The Negative Impact of Errors on Behavior
There are several deficiencies in the other programs that have a detrimental impact. First, every other product lets students start working “practice” or “homework” problems without adequate preparation. The result is that students make errors at a very high rate. This “trial and error” approach results in far more errors than anything else.
This is counter to the principle that effective instruction should achieve a ratio of 5 to 1 for correct answers vs. errors. This is very difficult to accomplish with a trial and error approach.
The frustration students feel from this process motivates them in the wrong way to do the wrong things. A high percentage of students focus on trying to “beat the system,” by what would be called “cheating” if it occurred in class. Mimicking answers from examples given as they work a problem is a well-known “gimmick” to “beat the system” (but it’s not possible in iLearn Math). Finding creative ways to copy answers is another. Students invest time and energy trying to find ways not to have to learn. They’d rather try just about anything to “meet the requirements” without having to learn anything. And, if a student finds a way to “beat the system,” the word spreads quickly.

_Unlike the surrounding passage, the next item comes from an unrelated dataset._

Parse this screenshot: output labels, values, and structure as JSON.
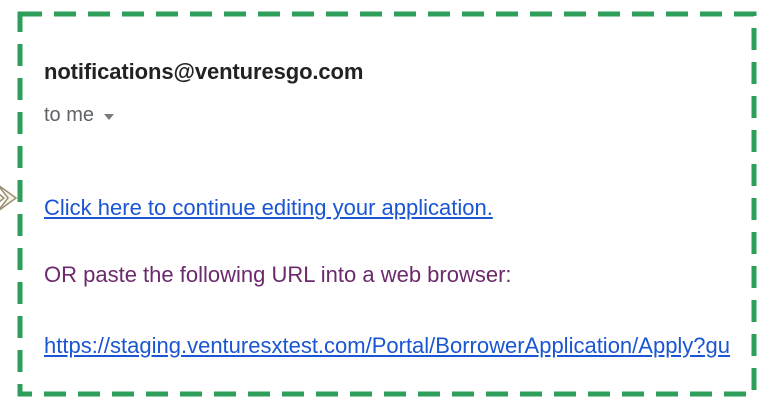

Unfortunately, this kind of learning experience contributes to “avoidance” behavior that is so often the target of PBIS interventions. It’s a very common source of undesirable behavior in the classroom.
The result of this situation is consistently reported by those who use these other products. For example, students find a way to get through the practice, but then cannot pass the mastery test given by the computer or instructor. A high percentage of students then take the mastery test over and over again, trying to pass. Many instructors report students taking a test as many as 15-20 times before they eventually pass.

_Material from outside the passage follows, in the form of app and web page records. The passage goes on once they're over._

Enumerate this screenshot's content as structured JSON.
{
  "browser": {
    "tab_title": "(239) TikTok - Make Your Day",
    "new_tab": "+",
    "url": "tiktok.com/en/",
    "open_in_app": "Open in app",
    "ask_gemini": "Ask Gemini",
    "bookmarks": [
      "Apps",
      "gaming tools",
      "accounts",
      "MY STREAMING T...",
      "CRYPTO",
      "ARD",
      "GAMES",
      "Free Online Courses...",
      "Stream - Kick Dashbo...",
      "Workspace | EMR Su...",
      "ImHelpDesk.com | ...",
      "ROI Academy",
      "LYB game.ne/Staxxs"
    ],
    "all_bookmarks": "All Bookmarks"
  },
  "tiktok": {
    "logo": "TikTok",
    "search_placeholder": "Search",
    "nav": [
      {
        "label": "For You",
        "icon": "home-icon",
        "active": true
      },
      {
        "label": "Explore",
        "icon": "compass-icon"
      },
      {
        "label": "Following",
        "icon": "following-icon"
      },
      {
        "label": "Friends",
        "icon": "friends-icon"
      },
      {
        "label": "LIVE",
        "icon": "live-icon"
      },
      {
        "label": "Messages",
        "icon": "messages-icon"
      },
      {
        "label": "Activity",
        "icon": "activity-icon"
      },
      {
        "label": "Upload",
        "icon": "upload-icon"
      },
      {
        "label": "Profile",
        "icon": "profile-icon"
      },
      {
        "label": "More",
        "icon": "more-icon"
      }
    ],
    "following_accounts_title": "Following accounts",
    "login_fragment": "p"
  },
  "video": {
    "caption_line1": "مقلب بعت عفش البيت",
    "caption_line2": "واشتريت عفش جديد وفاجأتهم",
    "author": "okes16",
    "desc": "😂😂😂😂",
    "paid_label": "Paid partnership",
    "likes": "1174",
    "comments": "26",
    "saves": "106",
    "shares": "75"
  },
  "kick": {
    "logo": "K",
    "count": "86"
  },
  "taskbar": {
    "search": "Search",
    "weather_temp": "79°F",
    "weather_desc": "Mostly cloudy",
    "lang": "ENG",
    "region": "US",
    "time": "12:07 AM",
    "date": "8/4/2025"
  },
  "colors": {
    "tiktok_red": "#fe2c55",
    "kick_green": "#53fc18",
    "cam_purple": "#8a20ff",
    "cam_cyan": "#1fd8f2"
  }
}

This is not evidence of real learning, it’s about “meeting the requirement,” no matter whether learning has occurred. There is little likelihood that students actually understand what they have “learned.” What is overlooked is that students consistently have a very high rate of errors in this situation. That’s why they fail. That’s also the main reason why they avoid trying to learn.
This counterproductive mindset is widespread but to date, no other software provider has provided an adequate solution. If you use one of these programs, it’s probably a good idea to ask the provider to give you data on the overall percent correct for students during practice and test activities. The data will probably surprise you - if you can get them.
Success by Design
The good news is that this counterproductive mindset is not inevitable. It can be changed. The real difference between iLearn Math and these other programs is that we take a completely different approach to the learning process that changes this scenario. Students become much more focused on productive activity than unproductive activity. Instructors see the powerful impact in working with students.
A key element of this approach to changing students’ focus is that we do far more to make sure every student first understands the math that is taught. Then, and only then, do we allow them to start solving practice problems. We require that students complete instruction and demonstrate understanding of the concepts. They simply can’t avoid this requirement because of the way the program is designed.
The good news – students find it very easy to succeed, because the entire process is designed so that every student can succeed.
So, in summary, what’s different about iLearn Math? In short, it’s the way we transform the learning experience. We make it easier for students to learn.
The expertise of iLearn is in designing and delivering instruction in ways that deliver on this claim.
“With iLearn Math, my students now see me as a partner in their success instead of an adversary.” -VK Bussen, Instructor, Clovis Community College
Click below for other Resources